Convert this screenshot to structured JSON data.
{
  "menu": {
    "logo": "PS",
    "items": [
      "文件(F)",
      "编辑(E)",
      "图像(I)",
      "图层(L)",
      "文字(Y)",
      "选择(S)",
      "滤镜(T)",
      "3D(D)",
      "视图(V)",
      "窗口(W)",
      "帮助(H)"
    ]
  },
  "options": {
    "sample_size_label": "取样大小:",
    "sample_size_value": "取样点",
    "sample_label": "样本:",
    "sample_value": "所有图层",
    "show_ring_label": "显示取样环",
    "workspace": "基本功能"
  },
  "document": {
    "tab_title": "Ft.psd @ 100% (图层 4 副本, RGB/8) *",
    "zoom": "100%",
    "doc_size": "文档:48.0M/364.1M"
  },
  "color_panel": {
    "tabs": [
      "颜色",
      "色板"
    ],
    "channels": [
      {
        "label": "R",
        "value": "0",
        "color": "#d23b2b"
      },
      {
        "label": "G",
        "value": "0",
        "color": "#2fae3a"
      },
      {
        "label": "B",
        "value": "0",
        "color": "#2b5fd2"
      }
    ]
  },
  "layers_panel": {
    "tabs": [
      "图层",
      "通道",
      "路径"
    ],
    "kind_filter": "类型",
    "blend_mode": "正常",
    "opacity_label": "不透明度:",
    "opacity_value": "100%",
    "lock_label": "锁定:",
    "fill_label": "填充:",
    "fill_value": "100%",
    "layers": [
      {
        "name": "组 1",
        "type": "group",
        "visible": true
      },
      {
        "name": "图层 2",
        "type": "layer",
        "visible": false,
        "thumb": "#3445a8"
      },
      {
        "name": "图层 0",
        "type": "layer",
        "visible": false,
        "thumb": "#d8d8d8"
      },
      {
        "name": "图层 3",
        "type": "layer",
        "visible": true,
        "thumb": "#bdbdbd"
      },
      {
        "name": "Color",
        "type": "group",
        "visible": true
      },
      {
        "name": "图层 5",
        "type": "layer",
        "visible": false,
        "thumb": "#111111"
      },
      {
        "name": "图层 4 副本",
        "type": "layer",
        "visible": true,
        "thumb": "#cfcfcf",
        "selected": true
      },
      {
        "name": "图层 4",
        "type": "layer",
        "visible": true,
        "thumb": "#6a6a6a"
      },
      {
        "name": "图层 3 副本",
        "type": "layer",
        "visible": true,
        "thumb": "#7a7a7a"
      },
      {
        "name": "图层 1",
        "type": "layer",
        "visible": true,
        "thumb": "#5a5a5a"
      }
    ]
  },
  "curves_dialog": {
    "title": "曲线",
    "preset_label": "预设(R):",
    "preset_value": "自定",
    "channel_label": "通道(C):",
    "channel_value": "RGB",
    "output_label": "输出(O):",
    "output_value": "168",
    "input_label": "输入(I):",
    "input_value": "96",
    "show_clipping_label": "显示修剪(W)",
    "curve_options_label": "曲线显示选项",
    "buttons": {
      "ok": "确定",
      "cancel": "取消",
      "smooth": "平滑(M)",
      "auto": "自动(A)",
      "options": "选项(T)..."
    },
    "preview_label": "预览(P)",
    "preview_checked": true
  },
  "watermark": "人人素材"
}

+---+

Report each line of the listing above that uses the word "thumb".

        "thumb": "#3445a8"
        "thumb": "#d8d8d8"
        "thumb": "#bdbdbd"
        "thumb": "#111111"
        "thumb": "#cfcfcf",
        "thumb": "#6a6a6a"
        "thumb": "#7a7a7a"
        "thumb": "#5a5a5a"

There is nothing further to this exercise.